Exercise details:
Find the lines below in which the string "into" occurs. Copy each one.

Website and app data records:
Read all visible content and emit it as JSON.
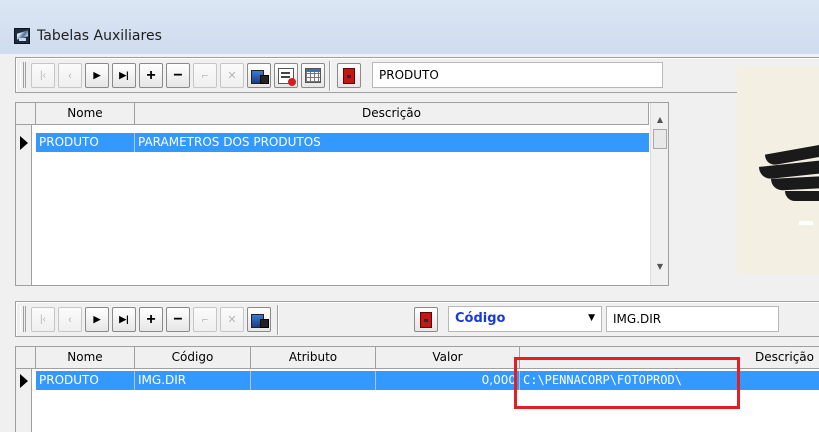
{
  "window": {
    "title": "Tabelas Auxiliares"
  },
  "top_toolbar": {
    "search_value": "PRODUTO"
  },
  "top_grid": {
    "columns": [
      "Nome",
      "Descrição"
    ],
    "rows": [
      {
        "nome": "PRODUTO",
        "descricao": "PARAMETROS DOS PRODUTOS",
        "selected": true
      }
    ]
  },
  "bottom_toolbar": {
    "field_combo_value": "Código",
    "search_value": "IMG.DIR"
  },
  "bottom_grid": {
    "columns": [
      "Nome",
      "Código",
      "Atributo",
      "Valor",
      "Descrição"
    ],
    "rows": [
      {
        "nome": "PRODUTO",
        "codigo": "IMG.DIR",
        "atributo": "",
        "valor": "0,000",
        "descricao": "C:\\PENNACORP\\FOTOPROD\\",
        "selected": true
      }
    ]
  },
  "icons": {
    "nav_first": "⏮",
    "nav_prior": "◀",
    "nav_next": "▶",
    "nav_last": "▶|",
    "insert": "+",
    "delete": "−",
    "post": "✓",
    "cancel": "✕"
  },
  "colors": {
    "selection": "#3399ff",
    "highlight": "#e11f26",
    "combo_text": "#1a3ad6"
  }
}
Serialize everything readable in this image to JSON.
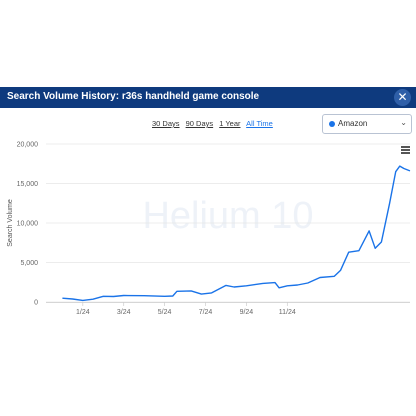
{
  "header": {
    "title": "Search Volume History: r36s handheld game console",
    "close_icon": "close-icon"
  },
  "range_options": [
    "30 Days",
    "90 Days",
    "1 Year",
    "All Time"
  ],
  "active_range": "All Time",
  "marketplace": {
    "selected": "Amazon"
  },
  "watermark": "Helium 10",
  "colors": {
    "header": "#0e3a7e",
    "line": "#1a73e8",
    "accent": "#1a73e8"
  },
  "chart_data": {
    "type": "line",
    "title": "",
    "xlabel": "",
    "ylabel": "Search Volume",
    "ylim": [
      0,
      20000
    ],
    "y_ticks": [
      "0",
      "5,000",
      "10,000",
      "15,000",
      "20,000"
    ],
    "x_ticks": [
      "1/24",
      "3/24",
      "5/24",
      "7/24",
      "9/24",
      "11/24"
    ],
    "grid": true,
    "legend": "none",
    "series": [
      {
        "points": [
          [
            0,
            480
          ],
          [
            0.5,
            380
          ],
          [
            1,
            200
          ],
          [
            1.5,
            350
          ],
          [
            2,
            720
          ],
          [
            2.5,
            700
          ],
          [
            3,
            820
          ],
          [
            4,
            800
          ],
          [
            5,
            720
          ],
          [
            5.4,
            760
          ],
          [
            5.6,
            1350
          ],
          [
            6.3,
            1400
          ],
          [
            6.8,
            1000
          ],
          [
            7.3,
            1150
          ],
          [
            8,
            2100
          ],
          [
            8.4,
            1900
          ],
          [
            9,
            2050
          ],
          [
            9.8,
            2350
          ],
          [
            10.4,
            2450
          ],
          [
            10.6,
            1800
          ],
          [
            11,
            2050
          ],
          [
            11.5,
            2150
          ],
          [
            12,
            2400
          ],
          [
            12.6,
            3100
          ],
          [
            13.3,
            3250
          ],
          [
            13.6,
            4000
          ],
          [
            14,
            6300
          ],
          [
            14.5,
            6500
          ],
          [
            15,
            9000
          ],
          [
            15.3,
            6800
          ],
          [
            15.6,
            7600
          ],
          [
            16,
            12500
          ],
          [
            16.3,
            16500
          ],
          [
            16.5,
            17200
          ],
          [
            16.7,
            16900
          ],
          [
            17,
            16600
          ]
        ]
      }
    ],
    "x_tick_positions": [
      1,
      3,
      5,
      7,
      9,
      11
    ],
    "xlim": [
      -0.8,
      17
    ]
  }
}
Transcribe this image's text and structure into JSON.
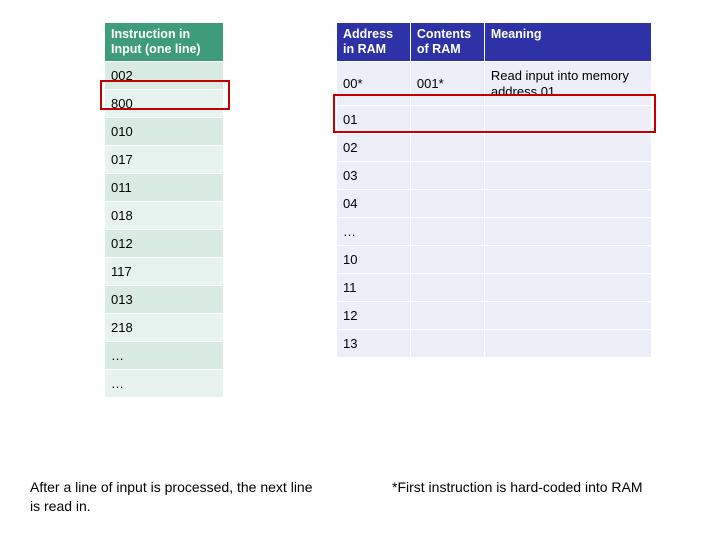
{
  "left": {
    "header": "Instruction in Input (one line)",
    "rows": [
      "002",
      "800",
      "010",
      "017",
      "011",
      "018",
      "012",
      "117",
      "013",
      "218",
      "…",
      "…"
    ]
  },
  "right": {
    "headers": {
      "addr": "Address in RAM",
      "cont": "Contents of RAM",
      "mean": "Meaning"
    },
    "rows": [
      {
        "addr": "00*",
        "cont": "001*",
        "mean": "Read input into memory address 01"
      },
      {
        "addr": "01",
        "cont": "",
        "mean": ""
      },
      {
        "addr": "02",
        "cont": "",
        "mean": ""
      },
      {
        "addr": "03",
        "cont": "",
        "mean": ""
      },
      {
        "addr": "04",
        "cont": "",
        "mean": ""
      },
      {
        "addr": "…",
        "cont": "",
        "mean": ""
      },
      {
        "addr": "10",
        "cont": "",
        "mean": ""
      },
      {
        "addr": "11",
        "cont": "",
        "mean": ""
      },
      {
        "addr": "12",
        "cont": "",
        "mean": ""
      },
      {
        "addr": "13",
        "cont": "",
        "mean": ""
      }
    ]
  },
  "notes": {
    "left": "After a line of input is processed, the next line is read in.",
    "right": "*First instruction is hard-coded into RAM"
  },
  "chart_data": {
    "type": "table",
    "left_table": {
      "column": "Instruction in Input (one line)",
      "values": [
        "002",
        "800",
        "010",
        "017",
        "011",
        "018",
        "012",
        "117",
        "013",
        "218",
        "…",
        "…"
      ],
      "highlighted_row_index": 0
    },
    "right_table": {
      "columns": [
        "Address in RAM",
        "Contents of RAM",
        "Meaning"
      ],
      "rows": [
        [
          "00*",
          "001*",
          "Read input into memory address 01"
        ],
        [
          "01",
          "",
          ""
        ],
        [
          "02",
          "",
          ""
        ],
        [
          "03",
          "",
          ""
        ],
        [
          "04",
          "",
          ""
        ],
        [
          "…",
          "",
          ""
        ],
        [
          "10",
          "",
          ""
        ],
        [
          "11",
          "",
          ""
        ],
        [
          "12",
          "",
          ""
        ],
        [
          "13",
          "",
          ""
        ]
      ],
      "highlighted_row_index": 0
    }
  }
}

Written response:
Transcribe this image's text and structure into JSON.
        "mean": "Read input into memory address 01"
    "right": "*First instruction is hard-coded into RAM"
          "Read input into memory address 01"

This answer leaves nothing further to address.